_Problem to solve_
Reproduce the data exactly.

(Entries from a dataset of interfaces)
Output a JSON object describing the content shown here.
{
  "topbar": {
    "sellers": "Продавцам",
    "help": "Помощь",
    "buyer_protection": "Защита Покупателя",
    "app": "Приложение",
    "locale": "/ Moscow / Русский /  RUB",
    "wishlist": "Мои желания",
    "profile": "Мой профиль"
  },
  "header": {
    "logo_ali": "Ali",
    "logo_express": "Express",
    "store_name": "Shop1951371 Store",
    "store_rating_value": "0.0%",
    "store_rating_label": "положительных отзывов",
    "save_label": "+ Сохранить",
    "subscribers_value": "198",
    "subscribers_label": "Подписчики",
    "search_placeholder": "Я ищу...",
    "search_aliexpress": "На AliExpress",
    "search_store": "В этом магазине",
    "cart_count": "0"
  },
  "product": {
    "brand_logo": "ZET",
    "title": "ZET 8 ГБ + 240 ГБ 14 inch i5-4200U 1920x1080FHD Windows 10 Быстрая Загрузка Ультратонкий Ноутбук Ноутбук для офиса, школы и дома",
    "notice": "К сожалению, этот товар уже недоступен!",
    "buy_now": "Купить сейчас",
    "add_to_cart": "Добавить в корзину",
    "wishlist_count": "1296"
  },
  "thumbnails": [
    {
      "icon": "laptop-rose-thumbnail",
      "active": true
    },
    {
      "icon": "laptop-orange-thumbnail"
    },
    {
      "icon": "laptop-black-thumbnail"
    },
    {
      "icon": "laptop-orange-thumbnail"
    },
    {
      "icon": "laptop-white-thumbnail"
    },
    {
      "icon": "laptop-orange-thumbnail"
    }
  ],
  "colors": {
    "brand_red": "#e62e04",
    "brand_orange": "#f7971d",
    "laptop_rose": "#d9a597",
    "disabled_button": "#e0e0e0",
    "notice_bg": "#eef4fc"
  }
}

_Solved problem_
Output a JSON object describing the content shown here.
{
  "topbar": {
    "sellers": "Продавцам",
    "help": "Помощь",
    "buyer_protection": "Защита Покупателя",
    "app": "Приложение",
    "locale": "/ Moscow / Русский /  RUB",
    "wishlist": "Мои желания",
    "profile": "Мой профиль"
  },
  "header": {
    "logo_ali": "Ali",
    "logo_express": "Express",
    "store_name": "Shop1951371 Store",
    "store_rating_value": "0.0%",
    "store_rating_label": "положительных отзывов",
    "save_label": "+ Сохранить",
    "subscribers_value": "198",
    "subscribers_label": "Подписчики",
    "search_placeholder": "Я ищу...",
    "search_aliexpress": "На AliExpress",
    "search_store": "В этом магазине",
    "cart_count": "0"
  },
  "product": {
    "brand_logo": "ZET",
    "title": "ZET 8 ГБ + 240 ГБ 14 inch i5-4200U 1920x1080FHD Windows 10 Быстрая Загрузка Ультратонкий Ноутбук Ноутбук для офиса, школы и дома",
    "notice": "К сожалению, этот товар уже недоступен!",
    "buy_now": "Купить сейчас",
    "add_to_cart": "Добавить в корзину",
    "wishlist_count": "1296"
  },
  "thumbnails": [
    {
      "icon": "laptop-rose-thumbnail",
      "active": true
    },
    {
      "icon": "laptop-orange-thumbnail"
    },
    {
      "icon": "laptop-black-thumbnail"
    },
    {
      "icon": "laptop-orange-thumbnail"
    },
    {
      "icon": "laptop-white-thumbnail"
    },
    {
      "icon": "laptop-orange-thumbnail"
    }
  ],
  "colors": {
    "brand_red": "#e62e04",
    "brand_orange": "#f7971d",
    "laptop_rose": "#d9a597",
    "disabled_button": "#e0e0e0",
    "notice_bg": "#eef4fc"
  }
}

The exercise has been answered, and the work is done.